Houston Chronicle - In Turkey, bank profits have risen more than 40 percent this year, though at first glance that might not seem exceptional. After all, profits have surged at US banks too, spurring a stock market rally that has wiped clean most of the losses from last year's economic meltdown. But there's a difference: Turkey's banks posted those profit gains without any government assistance.
Profits for the entire Turkish banking industry totaled USD 10.5 billion for the first nine months of the year, according to government data. At a time when the recession has hammered many European banks, Turkey's financial institutions have weathered the crisis remarkably well.
The Turkish government restructured the financial system, boosting the banks' capital requirements and raising the mandated ratio of capital to risky assets to 12 percent from 8 percent.

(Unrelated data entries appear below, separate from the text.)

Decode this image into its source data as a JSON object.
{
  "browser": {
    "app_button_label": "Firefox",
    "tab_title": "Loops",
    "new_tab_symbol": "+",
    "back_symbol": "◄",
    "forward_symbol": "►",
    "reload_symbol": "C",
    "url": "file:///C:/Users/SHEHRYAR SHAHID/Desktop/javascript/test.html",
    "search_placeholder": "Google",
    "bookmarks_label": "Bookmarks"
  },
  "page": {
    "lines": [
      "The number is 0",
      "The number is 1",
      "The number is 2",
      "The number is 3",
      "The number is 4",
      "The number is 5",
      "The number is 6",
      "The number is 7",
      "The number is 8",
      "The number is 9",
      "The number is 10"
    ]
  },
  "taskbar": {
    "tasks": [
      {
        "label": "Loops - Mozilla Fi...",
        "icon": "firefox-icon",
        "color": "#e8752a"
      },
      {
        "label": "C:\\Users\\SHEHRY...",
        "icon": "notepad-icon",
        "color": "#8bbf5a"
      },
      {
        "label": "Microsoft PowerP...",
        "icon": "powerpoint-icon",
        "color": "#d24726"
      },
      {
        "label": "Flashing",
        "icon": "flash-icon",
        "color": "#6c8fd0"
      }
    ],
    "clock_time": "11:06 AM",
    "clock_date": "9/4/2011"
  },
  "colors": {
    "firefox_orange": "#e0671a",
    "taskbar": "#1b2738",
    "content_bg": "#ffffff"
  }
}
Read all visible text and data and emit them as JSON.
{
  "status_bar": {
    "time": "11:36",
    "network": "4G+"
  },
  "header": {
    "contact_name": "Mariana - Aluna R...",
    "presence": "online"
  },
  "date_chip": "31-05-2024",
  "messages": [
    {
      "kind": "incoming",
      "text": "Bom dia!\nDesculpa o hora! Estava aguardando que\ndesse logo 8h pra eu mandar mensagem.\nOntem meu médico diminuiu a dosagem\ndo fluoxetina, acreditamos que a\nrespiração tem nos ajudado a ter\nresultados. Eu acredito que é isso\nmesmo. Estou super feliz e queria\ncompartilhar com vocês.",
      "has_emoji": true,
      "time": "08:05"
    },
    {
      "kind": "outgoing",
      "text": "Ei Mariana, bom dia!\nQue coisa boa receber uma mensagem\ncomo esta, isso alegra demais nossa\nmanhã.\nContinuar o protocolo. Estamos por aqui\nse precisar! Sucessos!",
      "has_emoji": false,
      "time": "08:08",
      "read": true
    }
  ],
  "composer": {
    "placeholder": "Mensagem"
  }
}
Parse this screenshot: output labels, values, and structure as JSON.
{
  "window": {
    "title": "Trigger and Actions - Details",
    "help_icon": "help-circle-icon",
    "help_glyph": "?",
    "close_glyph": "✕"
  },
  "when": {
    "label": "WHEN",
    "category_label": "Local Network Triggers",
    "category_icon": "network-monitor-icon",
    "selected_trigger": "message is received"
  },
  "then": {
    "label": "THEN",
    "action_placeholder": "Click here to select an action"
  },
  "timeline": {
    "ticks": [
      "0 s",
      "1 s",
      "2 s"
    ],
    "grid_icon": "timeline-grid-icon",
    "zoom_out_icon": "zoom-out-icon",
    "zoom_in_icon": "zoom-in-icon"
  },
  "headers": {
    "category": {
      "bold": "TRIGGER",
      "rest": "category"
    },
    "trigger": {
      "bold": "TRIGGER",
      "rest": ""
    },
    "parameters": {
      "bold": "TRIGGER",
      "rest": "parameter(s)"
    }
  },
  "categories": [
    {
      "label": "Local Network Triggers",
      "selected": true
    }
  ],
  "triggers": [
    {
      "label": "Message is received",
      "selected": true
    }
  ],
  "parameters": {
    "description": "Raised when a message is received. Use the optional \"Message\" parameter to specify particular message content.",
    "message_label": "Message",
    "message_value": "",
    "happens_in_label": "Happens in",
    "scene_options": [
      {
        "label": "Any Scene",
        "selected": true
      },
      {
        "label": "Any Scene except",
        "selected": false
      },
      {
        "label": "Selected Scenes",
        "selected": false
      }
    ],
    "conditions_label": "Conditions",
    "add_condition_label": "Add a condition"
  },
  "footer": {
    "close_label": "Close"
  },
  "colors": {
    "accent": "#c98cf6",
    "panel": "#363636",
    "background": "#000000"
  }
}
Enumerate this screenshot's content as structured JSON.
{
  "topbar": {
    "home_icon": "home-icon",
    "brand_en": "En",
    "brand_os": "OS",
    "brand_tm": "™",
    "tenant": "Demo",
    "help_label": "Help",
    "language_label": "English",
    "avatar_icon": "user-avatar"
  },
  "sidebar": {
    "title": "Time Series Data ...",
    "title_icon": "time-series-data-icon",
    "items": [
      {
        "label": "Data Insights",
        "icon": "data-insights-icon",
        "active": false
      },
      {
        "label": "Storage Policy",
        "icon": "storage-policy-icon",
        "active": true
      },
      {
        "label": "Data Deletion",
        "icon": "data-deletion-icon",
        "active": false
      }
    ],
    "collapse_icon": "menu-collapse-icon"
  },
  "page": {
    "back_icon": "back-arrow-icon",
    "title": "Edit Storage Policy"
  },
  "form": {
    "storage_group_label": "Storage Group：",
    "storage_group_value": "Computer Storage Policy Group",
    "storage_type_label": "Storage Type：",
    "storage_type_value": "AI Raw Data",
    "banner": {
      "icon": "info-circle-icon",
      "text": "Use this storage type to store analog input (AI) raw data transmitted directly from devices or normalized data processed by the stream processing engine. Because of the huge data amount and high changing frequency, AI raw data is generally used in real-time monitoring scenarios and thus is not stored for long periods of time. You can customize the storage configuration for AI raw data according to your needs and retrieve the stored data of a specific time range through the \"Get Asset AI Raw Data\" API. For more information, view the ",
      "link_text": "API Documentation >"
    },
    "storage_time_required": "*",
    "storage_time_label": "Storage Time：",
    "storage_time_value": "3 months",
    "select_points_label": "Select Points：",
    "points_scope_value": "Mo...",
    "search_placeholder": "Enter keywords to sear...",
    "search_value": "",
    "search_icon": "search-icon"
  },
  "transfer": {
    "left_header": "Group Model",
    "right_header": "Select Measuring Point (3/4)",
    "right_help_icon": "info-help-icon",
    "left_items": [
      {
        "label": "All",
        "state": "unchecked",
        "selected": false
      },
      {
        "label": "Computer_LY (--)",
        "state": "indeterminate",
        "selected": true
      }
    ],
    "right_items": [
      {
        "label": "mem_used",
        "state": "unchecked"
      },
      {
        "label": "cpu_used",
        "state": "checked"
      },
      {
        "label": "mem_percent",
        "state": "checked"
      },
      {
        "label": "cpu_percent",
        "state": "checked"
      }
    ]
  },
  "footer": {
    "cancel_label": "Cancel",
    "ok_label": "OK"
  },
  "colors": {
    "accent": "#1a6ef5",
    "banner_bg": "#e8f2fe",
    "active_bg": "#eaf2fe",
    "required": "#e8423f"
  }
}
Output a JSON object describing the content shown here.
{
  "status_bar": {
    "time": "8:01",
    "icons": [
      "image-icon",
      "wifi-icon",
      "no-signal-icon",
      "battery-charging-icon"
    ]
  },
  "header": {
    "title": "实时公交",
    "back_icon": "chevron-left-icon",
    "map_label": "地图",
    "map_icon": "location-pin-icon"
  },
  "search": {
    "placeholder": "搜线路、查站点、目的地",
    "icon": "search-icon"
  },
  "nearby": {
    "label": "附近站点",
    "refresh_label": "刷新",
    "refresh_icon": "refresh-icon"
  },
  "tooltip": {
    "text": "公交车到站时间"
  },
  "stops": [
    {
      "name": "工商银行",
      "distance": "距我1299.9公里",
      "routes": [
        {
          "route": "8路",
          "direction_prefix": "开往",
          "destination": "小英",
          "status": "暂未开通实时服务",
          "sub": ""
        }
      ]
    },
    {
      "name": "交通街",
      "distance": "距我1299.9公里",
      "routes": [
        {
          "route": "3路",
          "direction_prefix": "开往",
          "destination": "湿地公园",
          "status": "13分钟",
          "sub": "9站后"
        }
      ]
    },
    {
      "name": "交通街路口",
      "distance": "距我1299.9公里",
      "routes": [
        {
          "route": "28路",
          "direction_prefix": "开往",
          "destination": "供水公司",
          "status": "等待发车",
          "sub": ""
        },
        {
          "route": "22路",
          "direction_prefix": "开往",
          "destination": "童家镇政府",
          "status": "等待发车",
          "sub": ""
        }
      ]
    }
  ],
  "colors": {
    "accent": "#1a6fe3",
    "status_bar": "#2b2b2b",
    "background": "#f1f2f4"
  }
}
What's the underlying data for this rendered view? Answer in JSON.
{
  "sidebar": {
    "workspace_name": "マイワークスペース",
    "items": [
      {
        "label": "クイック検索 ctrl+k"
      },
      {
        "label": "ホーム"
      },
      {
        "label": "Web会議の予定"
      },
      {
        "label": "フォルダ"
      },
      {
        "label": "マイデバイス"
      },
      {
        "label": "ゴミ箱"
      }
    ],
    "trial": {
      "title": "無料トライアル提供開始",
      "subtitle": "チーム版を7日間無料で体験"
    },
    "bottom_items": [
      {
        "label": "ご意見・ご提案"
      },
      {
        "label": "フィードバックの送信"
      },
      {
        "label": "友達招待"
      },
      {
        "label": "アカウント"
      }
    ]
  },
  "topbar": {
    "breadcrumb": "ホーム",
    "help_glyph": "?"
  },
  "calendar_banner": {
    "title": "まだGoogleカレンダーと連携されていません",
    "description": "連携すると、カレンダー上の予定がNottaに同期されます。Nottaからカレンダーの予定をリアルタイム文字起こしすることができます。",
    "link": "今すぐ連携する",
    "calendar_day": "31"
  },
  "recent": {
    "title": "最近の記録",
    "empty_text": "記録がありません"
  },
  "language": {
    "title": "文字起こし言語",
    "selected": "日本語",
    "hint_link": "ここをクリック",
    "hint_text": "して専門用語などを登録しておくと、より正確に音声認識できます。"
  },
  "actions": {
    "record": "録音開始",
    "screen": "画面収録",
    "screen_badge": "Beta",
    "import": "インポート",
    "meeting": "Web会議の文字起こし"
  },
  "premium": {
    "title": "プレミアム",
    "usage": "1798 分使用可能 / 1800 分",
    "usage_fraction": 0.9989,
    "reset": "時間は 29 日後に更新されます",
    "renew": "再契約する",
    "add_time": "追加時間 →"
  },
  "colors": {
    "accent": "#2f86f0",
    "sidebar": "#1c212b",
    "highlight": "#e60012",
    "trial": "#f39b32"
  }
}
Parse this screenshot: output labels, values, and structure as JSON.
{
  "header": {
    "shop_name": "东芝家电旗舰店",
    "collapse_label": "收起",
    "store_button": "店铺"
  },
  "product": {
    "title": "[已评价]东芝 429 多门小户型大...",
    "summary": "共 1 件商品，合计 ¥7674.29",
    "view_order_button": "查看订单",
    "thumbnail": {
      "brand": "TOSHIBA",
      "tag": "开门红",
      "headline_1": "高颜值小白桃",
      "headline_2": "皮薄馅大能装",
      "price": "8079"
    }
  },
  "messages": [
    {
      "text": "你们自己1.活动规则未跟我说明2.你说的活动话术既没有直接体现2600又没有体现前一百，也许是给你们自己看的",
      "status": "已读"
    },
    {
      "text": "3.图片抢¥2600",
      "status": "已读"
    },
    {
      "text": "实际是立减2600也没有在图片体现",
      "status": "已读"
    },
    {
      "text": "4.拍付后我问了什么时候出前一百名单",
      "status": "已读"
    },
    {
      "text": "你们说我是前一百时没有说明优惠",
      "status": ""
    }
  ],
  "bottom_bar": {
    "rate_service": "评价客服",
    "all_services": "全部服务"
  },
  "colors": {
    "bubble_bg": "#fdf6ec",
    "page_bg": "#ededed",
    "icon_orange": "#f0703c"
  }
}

Another difference: Turkish banks had almost no exposure to subprime loans or derivatives. The result is that Turkish banks now have some of the world's strongest capital structures. Those capital reserves, and the absence of risky lending practices, helped shield them when the recession hit. For example, Garanti Bankasi, one of the country's largest lenders partially owned by General Electric, maintains a capital ratio of almost 18 percent, according to the bank's financial filings, far higher than most US banks.